Items from an interface collection
:::::

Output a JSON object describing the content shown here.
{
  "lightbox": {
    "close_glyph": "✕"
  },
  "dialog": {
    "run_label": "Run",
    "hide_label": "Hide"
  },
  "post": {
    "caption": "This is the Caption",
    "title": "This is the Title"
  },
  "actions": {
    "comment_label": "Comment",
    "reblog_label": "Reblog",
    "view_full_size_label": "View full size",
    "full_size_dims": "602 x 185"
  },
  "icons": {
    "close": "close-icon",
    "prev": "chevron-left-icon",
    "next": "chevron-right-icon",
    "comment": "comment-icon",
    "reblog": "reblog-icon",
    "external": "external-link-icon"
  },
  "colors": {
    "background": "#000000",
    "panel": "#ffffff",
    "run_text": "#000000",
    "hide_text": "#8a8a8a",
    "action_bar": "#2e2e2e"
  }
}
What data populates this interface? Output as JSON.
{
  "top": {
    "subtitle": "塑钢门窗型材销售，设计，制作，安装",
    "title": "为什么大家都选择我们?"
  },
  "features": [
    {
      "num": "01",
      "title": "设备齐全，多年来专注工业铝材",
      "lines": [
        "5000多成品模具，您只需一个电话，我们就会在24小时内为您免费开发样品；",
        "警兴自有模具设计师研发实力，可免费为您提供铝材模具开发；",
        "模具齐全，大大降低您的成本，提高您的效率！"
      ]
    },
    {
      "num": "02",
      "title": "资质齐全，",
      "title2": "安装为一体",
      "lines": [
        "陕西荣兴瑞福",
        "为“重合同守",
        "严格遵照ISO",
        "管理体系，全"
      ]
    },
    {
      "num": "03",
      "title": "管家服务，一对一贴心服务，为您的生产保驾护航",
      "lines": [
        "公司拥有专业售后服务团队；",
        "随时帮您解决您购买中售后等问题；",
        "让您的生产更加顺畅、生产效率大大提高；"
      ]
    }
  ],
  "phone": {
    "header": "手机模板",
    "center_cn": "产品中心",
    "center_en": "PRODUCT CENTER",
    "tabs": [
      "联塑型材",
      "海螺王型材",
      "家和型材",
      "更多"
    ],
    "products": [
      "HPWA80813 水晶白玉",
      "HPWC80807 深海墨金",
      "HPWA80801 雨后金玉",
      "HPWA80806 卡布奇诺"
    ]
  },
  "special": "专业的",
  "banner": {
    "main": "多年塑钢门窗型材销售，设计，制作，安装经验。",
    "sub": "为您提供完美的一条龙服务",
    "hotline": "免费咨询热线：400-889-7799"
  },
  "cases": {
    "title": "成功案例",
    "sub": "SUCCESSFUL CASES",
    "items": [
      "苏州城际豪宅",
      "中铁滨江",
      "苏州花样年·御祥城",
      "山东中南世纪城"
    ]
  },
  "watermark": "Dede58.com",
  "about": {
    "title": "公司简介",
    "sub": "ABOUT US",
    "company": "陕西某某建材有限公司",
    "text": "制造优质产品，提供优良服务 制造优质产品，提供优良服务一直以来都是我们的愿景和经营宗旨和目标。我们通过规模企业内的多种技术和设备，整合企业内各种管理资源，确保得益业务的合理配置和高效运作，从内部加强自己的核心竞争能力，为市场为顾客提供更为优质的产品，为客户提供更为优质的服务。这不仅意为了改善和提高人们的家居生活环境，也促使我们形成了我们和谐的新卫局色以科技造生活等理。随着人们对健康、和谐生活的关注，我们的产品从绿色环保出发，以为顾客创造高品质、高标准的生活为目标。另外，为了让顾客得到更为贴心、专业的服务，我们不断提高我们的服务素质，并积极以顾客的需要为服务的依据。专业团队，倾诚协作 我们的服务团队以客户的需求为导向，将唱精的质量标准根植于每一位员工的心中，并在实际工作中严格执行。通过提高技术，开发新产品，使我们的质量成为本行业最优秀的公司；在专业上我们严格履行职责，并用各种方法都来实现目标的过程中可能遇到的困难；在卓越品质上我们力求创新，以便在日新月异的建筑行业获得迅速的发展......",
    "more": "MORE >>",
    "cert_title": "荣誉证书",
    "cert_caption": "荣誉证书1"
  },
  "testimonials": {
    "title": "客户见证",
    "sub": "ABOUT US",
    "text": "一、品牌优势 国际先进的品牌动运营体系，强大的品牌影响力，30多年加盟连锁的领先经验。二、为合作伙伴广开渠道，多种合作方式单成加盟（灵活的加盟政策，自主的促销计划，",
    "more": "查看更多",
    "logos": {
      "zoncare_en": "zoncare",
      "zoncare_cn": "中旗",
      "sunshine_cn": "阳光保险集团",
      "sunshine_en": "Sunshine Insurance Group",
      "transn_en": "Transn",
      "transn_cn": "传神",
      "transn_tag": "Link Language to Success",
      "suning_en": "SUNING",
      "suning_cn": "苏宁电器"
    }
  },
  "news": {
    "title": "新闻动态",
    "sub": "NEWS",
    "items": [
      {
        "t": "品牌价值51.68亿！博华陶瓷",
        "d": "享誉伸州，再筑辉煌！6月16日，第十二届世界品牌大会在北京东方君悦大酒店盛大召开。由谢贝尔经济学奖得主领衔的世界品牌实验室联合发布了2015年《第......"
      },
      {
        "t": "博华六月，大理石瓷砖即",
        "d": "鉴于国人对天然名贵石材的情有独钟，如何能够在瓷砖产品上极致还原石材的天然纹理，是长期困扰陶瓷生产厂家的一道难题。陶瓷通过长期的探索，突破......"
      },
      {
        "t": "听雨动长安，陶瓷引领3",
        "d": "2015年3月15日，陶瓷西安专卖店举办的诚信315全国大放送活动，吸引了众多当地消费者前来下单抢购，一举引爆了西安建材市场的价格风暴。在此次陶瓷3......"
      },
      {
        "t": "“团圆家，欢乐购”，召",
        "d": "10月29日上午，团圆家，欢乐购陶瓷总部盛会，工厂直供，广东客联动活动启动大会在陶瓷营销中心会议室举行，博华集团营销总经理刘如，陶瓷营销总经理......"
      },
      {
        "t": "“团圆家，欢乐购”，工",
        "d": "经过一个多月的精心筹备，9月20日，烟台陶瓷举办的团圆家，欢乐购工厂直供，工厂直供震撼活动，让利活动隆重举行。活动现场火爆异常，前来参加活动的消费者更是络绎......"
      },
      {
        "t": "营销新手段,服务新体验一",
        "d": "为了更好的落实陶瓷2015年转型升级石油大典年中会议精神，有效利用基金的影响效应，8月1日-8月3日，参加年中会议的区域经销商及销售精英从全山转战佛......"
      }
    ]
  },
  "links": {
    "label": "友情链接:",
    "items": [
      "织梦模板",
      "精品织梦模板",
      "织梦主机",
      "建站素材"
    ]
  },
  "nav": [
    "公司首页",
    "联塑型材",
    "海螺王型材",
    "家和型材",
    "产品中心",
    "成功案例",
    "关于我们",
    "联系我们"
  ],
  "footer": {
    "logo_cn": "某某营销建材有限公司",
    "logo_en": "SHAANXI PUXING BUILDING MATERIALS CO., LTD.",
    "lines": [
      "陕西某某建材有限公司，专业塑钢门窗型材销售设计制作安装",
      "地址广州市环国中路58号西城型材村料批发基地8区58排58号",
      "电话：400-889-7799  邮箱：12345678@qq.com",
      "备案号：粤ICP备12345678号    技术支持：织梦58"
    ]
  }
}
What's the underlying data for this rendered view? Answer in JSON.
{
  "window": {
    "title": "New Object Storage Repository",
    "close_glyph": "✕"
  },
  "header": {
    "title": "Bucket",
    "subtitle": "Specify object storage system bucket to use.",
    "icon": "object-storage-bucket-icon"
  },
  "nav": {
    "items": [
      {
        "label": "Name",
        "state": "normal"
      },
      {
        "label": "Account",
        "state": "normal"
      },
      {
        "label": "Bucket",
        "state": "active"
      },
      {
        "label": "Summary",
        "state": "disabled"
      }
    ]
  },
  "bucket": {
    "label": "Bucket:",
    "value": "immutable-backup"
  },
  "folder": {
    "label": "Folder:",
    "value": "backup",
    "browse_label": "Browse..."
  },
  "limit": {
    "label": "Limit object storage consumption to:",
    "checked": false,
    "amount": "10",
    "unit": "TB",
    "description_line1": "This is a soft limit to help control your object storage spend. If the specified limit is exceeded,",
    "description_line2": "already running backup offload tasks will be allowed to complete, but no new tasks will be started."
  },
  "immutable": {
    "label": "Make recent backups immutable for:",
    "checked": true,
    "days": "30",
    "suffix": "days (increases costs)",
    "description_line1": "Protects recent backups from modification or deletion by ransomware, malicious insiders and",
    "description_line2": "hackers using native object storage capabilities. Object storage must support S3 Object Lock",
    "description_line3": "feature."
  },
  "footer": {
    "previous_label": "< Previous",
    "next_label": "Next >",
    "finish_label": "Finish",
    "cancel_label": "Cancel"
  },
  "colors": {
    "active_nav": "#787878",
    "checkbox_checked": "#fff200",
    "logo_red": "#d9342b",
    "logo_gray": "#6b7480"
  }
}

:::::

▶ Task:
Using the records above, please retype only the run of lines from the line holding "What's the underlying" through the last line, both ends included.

▶ Completed exercise:
What's the underlying data for this rendered view? Answer in JSON.
{
  "window": {
    "title": "New Object Storage Repository",
    "close_glyph": "✕"
  },
  "header": {
    "title": "Bucket",
    "subtitle": "Specify object storage system bucket to use.",
    "icon": "object-storage-bucket-icon"
  },
  "nav": {
    "items": [
      {
        "label": "Name",
        "state": "normal"
      },
      {
        "label": "Account",
        "state": "normal"
      },
      {
        "label": "Bucket",
        "state": "active"
      },
      {
        "label": "Summary",
        "state": "disabled"
      }
    ]
  },
  "bucket": {
    "label": "Bucket:",
    "value": "immutable-backup"
  },
  "folder": {
    "label": "Folder:",
    "value": "backup",
    "browse_label": "Browse..."
  },
  "limit": {
    "label": "Limit object storage consumption to:",
    "checked": false,
    "amount": "10",
    "unit": "TB",
    "description_line1": "This is a soft limit to help control your object storage spend. If the specified limit is exceeded,",
    "description_line2": "already running backup offload tasks will be allowed to complete, but no new tasks will be started."
  },
  "immutable": {
    "label": "Make recent backups immutable for:",
    "checked": true,
    "days": "30",
    "suffix": "days (increases costs)",
    "description_line1": "Protects recent backups from modification or deletion by ransomware, malicious insiders and",
    "description_line2": "hackers using native object storage capabilities. Object storage must support S3 Object Lock",
    "description_line3": "feature."
  },
  "footer": {
    "previous_label": "< Previous",
    "next_label": "Next >",
    "finish_label": "Finish",
    "cancel_label": "Cancel"
  },
  "colors": {
    "active_nav": "#787878",
    "checkbox_checked": "#fff200",
    "logo_red": "#d9342b",
    "logo_gray": "#6b7480"
  }
}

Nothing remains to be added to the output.